A new study highlights the importance of ensuring that the global transition to 100 percent clean power—which scientists say is necessary to avert climate catastrophe—doesn't rely on dirty mining for metals used in renewable energy and storage technologies.
"As we scale up clean energy technologies in pursuit of our necessarily ambitious climate goals, we must protect community health, water, human rights, and the environment."
—Payal Sampat, Earthworks
The report, entitled Responsible Minerals Sourcing for Renewable Energy (pdf), was prepared by the Institute for Sustainable Futures (ISF) for Earthworks, as part of the U.S. nonprofit's new "Making Clean Energy Clean, Just & Equitable" initiative. It was released Wednesday.
"As we scale up clean energy technologies in pursuit of our necessarily ambitious climate goals, we must protect community health, water, human rights, and the environment," said Payal Sampat, director of Earthworks' Mining Program.
"We have an opportunity, if we act now," Sampat added, "to ensure that our emerging clean energy economy is truly clean—as well as just and equitable—and not dependent on dirty mining."
Hot off the presses: new research by @UTSISF for @Earthworks shows #cleanenergy is driving minerals demand through the roof. Biz’s and gov’s must ensure clean energy economy is truly clean--and not dependent on dirty mining. https://t.co/uRxMzyJmxf
— EARTHWORKS (@Earthworks) April 17, 2019
The report offers an assessment of projected demand for metals often used in electric vehicles (EV), lithium-ion batteries, wind turbines, solar photovoltaic (PV) systems, and other renewable energy infrastructure.
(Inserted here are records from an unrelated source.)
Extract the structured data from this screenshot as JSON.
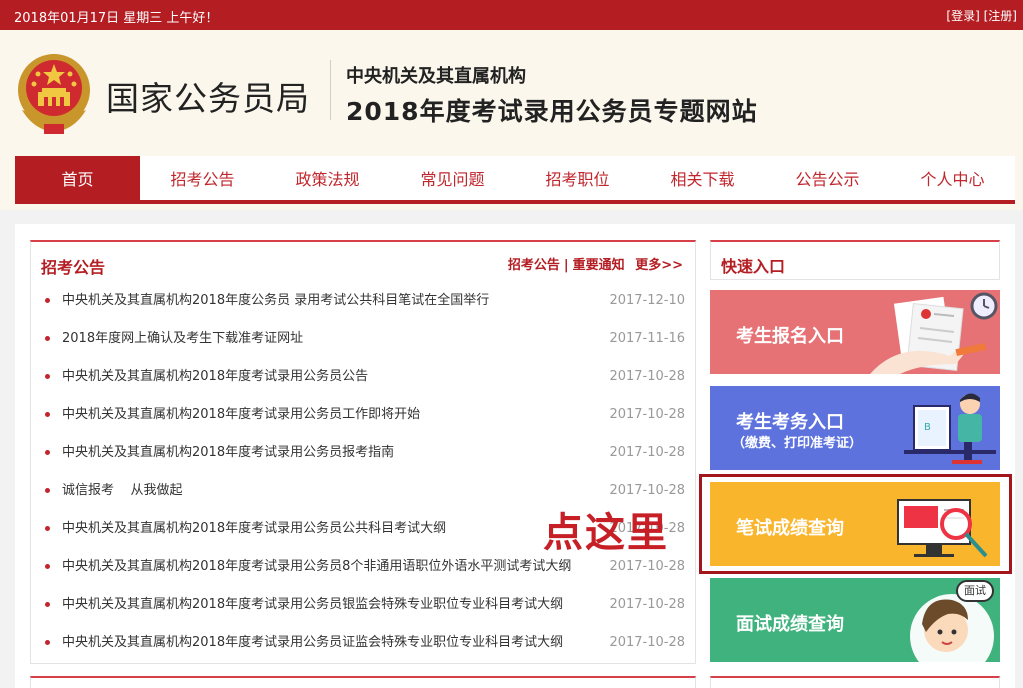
{
  "topbar": {
    "date_text": "2018年01月17日  星期三  上午好！",
    "login_label": "[登录]",
    "register_label": "[注册]"
  },
  "header": {
    "site_name": "国家公务员局",
    "sub_title": "中央机关及其直属机构",
    "main_title": "2018年度考试录用公务员专题网站"
  },
  "nav": {
    "items": [
      "首页",
      "招考公告",
      "政策法规",
      "常见问题",
      "招考职位",
      "相关下载",
      "公告公示",
      "个人中心"
    ]
  },
  "news": {
    "heading": "招考公告",
    "link_notice": "招考公告",
    "link_important": "重要通知",
    "link_more": "更多>>",
    "items": [
      {
        "title": "中央机关及其直属机构2018年度公务员 录用考试公共科目笔试在全国举行",
        "date": "2017-12-10"
      },
      {
        "title": "2018年度网上确认及考生下载准考证网址",
        "date": "2017-11-16"
      },
      {
        "title": "中央机关及其直属机构2018年度考试录用公务员公告",
        "date": "2017-10-28"
      },
      {
        "title": "中央机关及其直属机构2018年度考试录用公务员工作即将开始",
        "date": "2017-10-28"
      },
      {
        "title": "中央机关及其直属机构2018年度考试录用公务员报考指南",
        "date": "2017-10-28"
      },
      {
        "title": "诚信报考    从我做起",
        "date": "2017-10-28"
      },
      {
        "title": "中央机关及其直属机构2018年度考试录用公务员公共科目考试大纲",
        "date": "2017-10-28"
      },
      {
        "title": "中央机关及其直属机构2018年度考试录用公务员8个非通用语职位外语水平测试考试大纲",
        "date": "2017-10-28"
      },
      {
        "title": "中央机关及其直属机构2018年度考试录用公务员银监会特殊专业职位专业科目考试大纲",
        "date": "2017-10-28"
      },
      {
        "title": "中央机关及其直属机构2018年度考试录用公务员证监会特殊专业职位专业科目考试大纲",
        "date": "2017-10-28"
      }
    ]
  },
  "quick": {
    "heading": "快速入口",
    "register_entry": "考生报名入口",
    "exam_entry": "考生考务入口",
    "exam_entry_note": "（缴费、打印准考证）",
    "written_score": "笔试成绩查询",
    "interview_score": "面试成绩查询",
    "interview_badge": "面试"
  },
  "annotation": {
    "click_here": "点这里"
  },
  "colors": {
    "brand_red": "#b41e23",
    "register_bg": "#e67275",
    "exam_bg": "#5d72dd",
    "written_bg": "#f9b52c",
    "interview_bg": "#3fb27e"
  }
}
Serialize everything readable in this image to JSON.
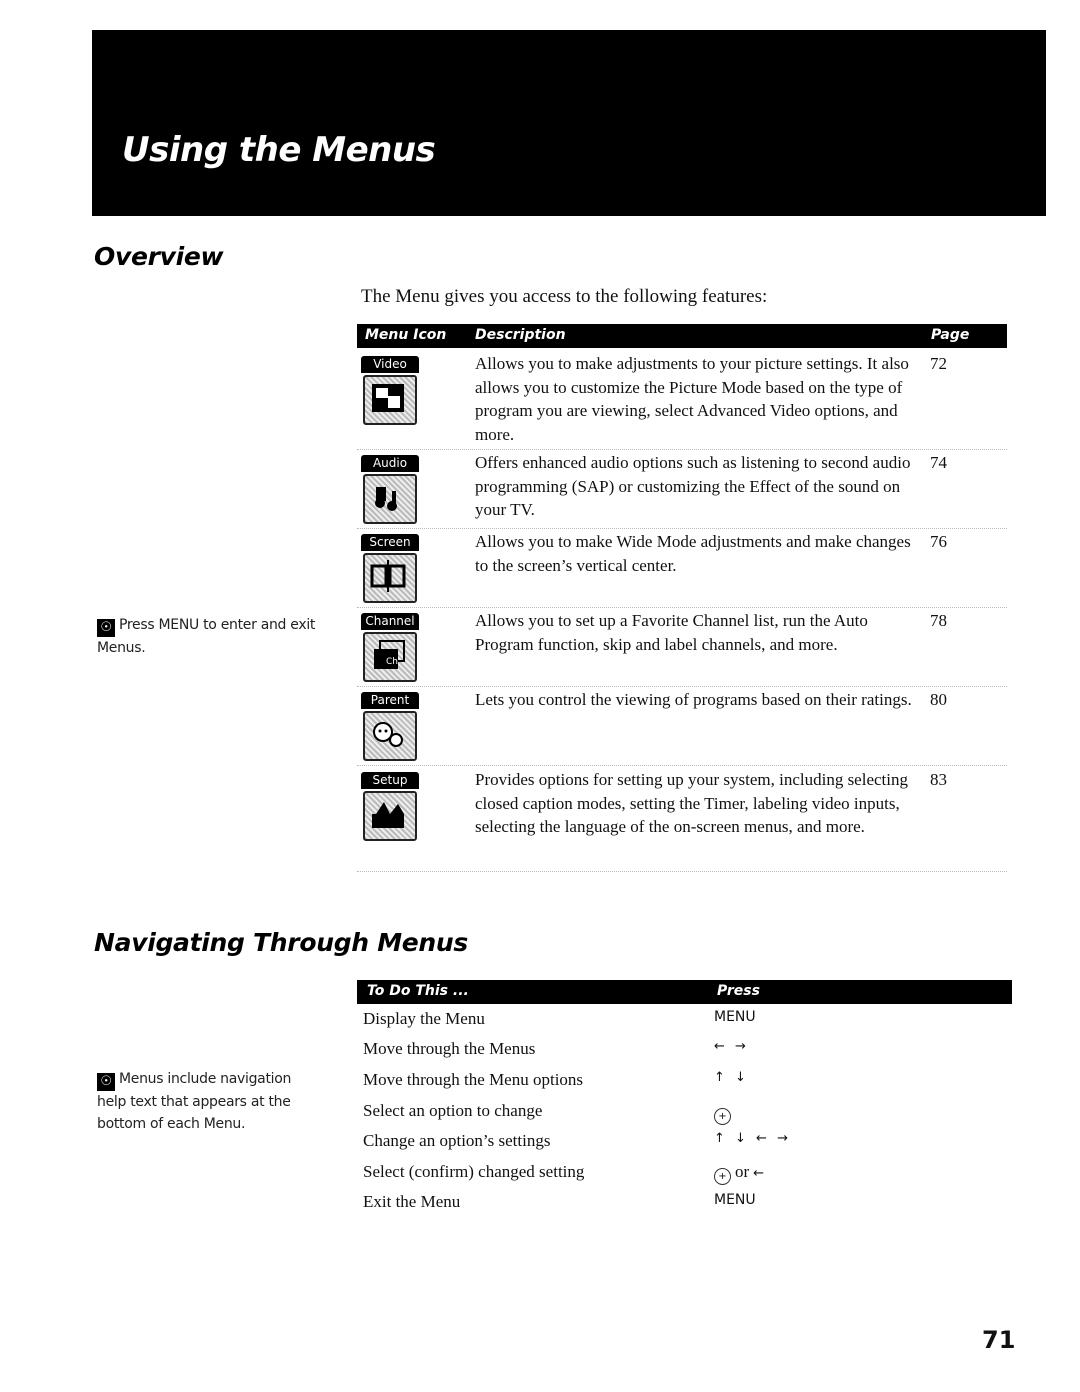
{
  "header": {
    "title": "Using the Menus"
  },
  "overview": {
    "title": "Overview",
    "intro": "The Menu gives you access to the following features:",
    "columns": {
      "icon": "Menu Icon",
      "description": "Description",
      "page": "Page"
    },
    "rows": [
      {
        "icon_label": "Video",
        "icon": "video-menu-icon",
        "description": "Allows you to make adjustments to your picture settings. It also allows you to customize the Picture Mode based on the type of program you are viewing, select Advanced Video options, and more.",
        "page": "72"
      },
      {
        "icon_label": "Audio",
        "icon": "audio-menu-icon",
        "description": "Offers enhanced audio options such as listening to second audio programming (SAP) or customizing the Effect of the sound on your TV.",
        "page": "74"
      },
      {
        "icon_label": "Screen",
        "icon": "screen-menu-icon",
        "description": "Allows you to make Wide Mode adjustments and make changes to the screen’s vertical center.",
        "page": "76"
      },
      {
        "icon_label": "Channel",
        "icon": "channel-menu-icon",
        "description": "Allows you to set up a Favorite Channel list, run the Auto Program function, skip and label channels, and more.",
        "page": "78"
      },
      {
        "icon_label": "Parent",
        "icon": "parent-menu-icon",
        "description": "Lets you control the viewing of programs based on their ratings.",
        "page": "80"
      },
      {
        "icon_label": "Setup",
        "icon": "setup-menu-icon",
        "description": "Provides options for  setting up your system, including selecting closed caption modes, setting the Timer, labeling video inputs, selecting the language of the on-screen menus, and more.",
        "page": "83"
      }
    ],
    "tip": "Press MENU to enter and exit Menus."
  },
  "navigating": {
    "title": "Navigating Through Menus",
    "columns": {
      "action": "To Do This ...",
      "press": "Press"
    },
    "rows": [
      {
        "action": "Display the Menu",
        "press": "MENU"
      },
      {
        "action": "Move through the Menus",
        "press": "← →"
      },
      {
        "action": "Move through the Menu options",
        "press": "↑ ↓"
      },
      {
        "action": "Select an option to change",
        "press": "⊕"
      },
      {
        "action": "Change an option’s settings",
        "press": "↑ ↓ ← →"
      },
      {
        "action": "Select (confirm) changed setting",
        "press": "⊕",
        "press_or": "or",
        "press_alt": "←"
      },
      {
        "action": "Exit the Menu",
        "press": "MENU"
      }
    ],
    "tip": "Menus include navigation help text that appears at the bottom of each Menu."
  },
  "tip_icon": "lightbulb-icon",
  "page_number": "71"
}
The report also details the potential to decrease demand for certain minerals through efficiency and recycling, and identifies "hotspots" around the world "where opportunities to reduce demand and influence responsible sourcing initiatives will be most needed."
In the Democratic Republic of the Congo, where cobalt mining is common, "heavy metal contamination of air, water, and soil has led to severe health impacts for miners and surrounding communities," the report says. Additionally, "around 20 percent of cobalt from DR Congo is from artisanal and small-scale miners who work in dangerous conditions in hand-dug mines and there is extensive child labor."
"I recognize that we need materials for new technologies, but we should look for ways to get them that do not harm the environment or threaten native culture."
—Silje Karine Muotka, Norway's Sámi Parliament
Pollution and human rights problems tied to extractive industries aren't limited to developing nations. In Norway, indigenous leaders and reindeer herders are fighting to block mining operations that would dump toxic waste into a protected waterway in their territory.
"The government tell us we have to sacrifice our fjords to mine copper for clean energy," said Silje Karine Muotka, a member of the indigenous Sámi Parliament. "I recognize that we need materials for new technologies, but we should look for ways to get them that do not harm the environment or threaten native culture."
Elsa Dominish, senior research consultant for the the Australia-based ISF, pointed out that "if manufacturers commit to responsible sourcing this will encourage more mines to engage in responsible practices and certification." She also noted that there is "an urgent need to invest in recycling and reuse schemes to ensure the valuable metals used in these technologies are recovered, so only what is necessary is mined."
On a global scale, ISF researchers' key findings include:
- Encouraging recycling and responsible sourcing are the key strategies to promote environmental stewardship and the respect of human rights in the supply chain.
- Recycling is the most important strategy to reduce primary demand.
- Responsible sourcing is needed where supply cannot be met by recycled sources.
- The EV and battery industries have the most urgent need to avoid negative impacts in their supply chains.
The analysis focuses on 14 metals:
Of all the metals studied, copper, lithium, silver, and rare earths present the biggest challenges for substitution, efficiency, and recycling, for a variety of reasons.
As the report explains:
Copper is used in all technologies, and is difficult to substitute, as it is used for its high electrical conductivity. Lithium is challenging to substitute as it is used in the dominant battery technologies, as well as technologies predicted to be important in future, and currently only has limited recycling from batteries. Silver is used in 95 percent of PV panels, and while the industry is continuously increasing its efficiency in material use, it is not currently recycled and is technologically difficult to do so. Similarly, the rare earths neodymium and dysprosium are not currently recycled, and substitution is possible but currently nearly all EVs use this technology.
Given the challenges for those particular minerals as well as the broad environmental and human costs of current mining practices, ISF research director Sven Teske emphasized the need to prioritize improving extraction processes along with transformative climate policies.
"The responsible materials transition," said Teske, "will need to be scaled up just as ambitiously as the 100 percent renewable energy transition."